[Collected data]
----
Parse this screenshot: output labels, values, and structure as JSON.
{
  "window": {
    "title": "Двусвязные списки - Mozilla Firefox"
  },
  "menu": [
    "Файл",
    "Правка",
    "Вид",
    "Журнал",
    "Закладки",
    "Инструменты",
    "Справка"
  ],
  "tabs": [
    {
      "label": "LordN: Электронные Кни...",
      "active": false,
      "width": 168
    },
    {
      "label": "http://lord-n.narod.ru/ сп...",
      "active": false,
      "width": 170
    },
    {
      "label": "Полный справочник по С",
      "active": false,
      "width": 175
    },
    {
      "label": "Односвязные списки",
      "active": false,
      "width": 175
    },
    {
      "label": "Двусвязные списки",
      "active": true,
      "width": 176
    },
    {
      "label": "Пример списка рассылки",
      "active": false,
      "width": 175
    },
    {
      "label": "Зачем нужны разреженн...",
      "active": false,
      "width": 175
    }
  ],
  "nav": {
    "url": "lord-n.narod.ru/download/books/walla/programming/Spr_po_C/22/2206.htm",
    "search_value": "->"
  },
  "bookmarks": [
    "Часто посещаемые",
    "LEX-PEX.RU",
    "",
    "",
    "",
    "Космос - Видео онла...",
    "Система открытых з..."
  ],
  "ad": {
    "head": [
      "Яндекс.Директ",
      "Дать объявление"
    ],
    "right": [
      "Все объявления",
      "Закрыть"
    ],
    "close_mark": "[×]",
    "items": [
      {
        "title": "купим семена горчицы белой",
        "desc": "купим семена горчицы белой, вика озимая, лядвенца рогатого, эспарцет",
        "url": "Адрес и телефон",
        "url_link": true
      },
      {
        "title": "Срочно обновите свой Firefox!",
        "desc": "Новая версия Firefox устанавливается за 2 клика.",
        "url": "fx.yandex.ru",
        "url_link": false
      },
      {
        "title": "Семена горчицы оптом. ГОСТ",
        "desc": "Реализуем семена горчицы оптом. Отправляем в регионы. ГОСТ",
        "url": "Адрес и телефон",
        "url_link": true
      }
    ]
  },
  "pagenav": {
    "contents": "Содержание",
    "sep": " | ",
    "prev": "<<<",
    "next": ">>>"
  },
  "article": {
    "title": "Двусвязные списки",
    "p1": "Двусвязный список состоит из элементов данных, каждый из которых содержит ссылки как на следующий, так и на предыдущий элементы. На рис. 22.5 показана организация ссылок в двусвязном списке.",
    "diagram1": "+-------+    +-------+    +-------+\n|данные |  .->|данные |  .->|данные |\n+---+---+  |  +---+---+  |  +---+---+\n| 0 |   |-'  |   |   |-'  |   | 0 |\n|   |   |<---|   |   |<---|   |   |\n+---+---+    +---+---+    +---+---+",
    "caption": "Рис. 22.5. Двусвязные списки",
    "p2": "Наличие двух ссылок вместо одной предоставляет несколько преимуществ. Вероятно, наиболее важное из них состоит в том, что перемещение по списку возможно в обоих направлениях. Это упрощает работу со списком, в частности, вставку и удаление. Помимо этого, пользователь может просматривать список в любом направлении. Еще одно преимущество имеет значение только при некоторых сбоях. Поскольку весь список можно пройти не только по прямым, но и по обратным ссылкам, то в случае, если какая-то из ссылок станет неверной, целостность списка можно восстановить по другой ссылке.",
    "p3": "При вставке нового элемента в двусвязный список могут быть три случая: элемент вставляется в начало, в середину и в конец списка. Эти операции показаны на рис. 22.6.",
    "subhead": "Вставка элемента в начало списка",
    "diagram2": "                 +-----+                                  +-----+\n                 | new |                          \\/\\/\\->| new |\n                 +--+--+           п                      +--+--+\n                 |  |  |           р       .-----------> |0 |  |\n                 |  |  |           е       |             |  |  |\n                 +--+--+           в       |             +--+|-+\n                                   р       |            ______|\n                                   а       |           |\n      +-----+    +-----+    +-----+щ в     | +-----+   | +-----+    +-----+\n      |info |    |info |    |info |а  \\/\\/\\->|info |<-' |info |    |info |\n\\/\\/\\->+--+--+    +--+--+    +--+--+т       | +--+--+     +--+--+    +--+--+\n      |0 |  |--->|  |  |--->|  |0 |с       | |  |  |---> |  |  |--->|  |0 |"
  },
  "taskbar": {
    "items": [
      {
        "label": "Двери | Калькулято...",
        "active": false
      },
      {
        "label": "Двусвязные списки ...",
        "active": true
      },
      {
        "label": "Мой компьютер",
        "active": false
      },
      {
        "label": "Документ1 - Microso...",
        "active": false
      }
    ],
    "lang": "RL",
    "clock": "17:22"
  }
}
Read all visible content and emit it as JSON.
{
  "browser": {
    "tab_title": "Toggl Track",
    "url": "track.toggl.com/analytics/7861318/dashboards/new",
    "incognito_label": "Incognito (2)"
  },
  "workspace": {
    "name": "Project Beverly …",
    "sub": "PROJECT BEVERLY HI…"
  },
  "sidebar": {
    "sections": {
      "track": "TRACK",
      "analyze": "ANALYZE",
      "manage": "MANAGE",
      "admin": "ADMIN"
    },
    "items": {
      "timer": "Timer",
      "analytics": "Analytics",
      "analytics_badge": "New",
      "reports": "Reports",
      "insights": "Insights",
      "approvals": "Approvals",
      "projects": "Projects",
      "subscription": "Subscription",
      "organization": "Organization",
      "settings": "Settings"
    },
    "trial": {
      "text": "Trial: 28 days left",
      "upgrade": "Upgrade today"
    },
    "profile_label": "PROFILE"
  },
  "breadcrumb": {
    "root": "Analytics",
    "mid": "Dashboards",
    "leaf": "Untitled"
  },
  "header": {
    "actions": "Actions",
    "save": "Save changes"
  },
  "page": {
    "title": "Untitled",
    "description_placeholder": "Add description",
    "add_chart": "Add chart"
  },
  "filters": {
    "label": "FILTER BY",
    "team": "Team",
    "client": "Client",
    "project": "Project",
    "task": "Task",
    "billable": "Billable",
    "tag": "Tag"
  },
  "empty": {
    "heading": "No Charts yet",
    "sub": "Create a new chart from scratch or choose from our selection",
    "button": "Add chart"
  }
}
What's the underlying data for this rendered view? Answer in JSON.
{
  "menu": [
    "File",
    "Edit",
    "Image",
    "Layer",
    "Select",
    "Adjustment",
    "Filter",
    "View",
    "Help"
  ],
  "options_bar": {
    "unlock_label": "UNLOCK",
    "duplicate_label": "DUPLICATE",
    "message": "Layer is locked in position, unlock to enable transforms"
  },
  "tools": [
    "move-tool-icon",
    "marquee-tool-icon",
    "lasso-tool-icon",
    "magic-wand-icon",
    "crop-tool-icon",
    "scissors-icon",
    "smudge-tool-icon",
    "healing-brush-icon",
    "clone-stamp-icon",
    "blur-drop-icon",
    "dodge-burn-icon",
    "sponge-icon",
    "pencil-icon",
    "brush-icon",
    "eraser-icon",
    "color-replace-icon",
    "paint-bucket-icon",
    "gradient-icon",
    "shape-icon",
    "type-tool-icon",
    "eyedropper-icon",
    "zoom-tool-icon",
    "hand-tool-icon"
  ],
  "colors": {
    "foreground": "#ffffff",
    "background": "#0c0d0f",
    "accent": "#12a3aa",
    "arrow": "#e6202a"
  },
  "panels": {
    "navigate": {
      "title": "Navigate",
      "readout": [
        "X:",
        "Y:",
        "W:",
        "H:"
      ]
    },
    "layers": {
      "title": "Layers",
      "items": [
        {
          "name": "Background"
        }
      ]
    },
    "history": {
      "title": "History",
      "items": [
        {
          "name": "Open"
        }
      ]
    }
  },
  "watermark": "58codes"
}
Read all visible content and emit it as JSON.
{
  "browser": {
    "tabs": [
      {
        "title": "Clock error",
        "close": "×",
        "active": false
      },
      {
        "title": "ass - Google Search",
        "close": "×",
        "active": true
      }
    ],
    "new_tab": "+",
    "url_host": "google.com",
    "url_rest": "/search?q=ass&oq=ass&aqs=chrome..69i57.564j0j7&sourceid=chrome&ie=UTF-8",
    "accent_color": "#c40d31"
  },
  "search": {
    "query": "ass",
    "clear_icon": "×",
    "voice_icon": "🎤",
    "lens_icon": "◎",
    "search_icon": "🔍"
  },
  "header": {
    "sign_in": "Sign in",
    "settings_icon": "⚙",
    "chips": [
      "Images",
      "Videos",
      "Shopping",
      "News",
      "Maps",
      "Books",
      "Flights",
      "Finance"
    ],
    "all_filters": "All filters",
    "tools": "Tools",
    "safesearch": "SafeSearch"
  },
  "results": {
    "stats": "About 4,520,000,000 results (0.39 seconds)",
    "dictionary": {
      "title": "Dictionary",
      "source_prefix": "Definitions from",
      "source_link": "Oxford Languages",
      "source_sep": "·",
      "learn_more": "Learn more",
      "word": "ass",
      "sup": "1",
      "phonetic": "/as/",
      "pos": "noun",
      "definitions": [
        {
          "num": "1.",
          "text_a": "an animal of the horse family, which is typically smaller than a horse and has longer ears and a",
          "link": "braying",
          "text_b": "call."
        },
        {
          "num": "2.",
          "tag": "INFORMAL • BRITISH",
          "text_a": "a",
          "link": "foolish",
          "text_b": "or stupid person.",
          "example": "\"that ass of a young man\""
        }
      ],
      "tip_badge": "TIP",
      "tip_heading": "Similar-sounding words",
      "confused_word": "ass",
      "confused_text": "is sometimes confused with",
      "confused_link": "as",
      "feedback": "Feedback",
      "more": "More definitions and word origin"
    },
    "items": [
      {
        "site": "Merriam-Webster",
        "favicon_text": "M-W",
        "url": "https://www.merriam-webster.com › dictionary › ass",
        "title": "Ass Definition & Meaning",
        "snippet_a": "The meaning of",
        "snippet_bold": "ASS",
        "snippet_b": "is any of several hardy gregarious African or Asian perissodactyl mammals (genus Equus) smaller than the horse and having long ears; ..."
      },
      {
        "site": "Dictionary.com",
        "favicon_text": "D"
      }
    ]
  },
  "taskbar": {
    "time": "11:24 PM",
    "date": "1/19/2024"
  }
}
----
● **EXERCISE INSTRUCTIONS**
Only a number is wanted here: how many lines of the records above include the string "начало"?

● **ANSWER BELOW**
2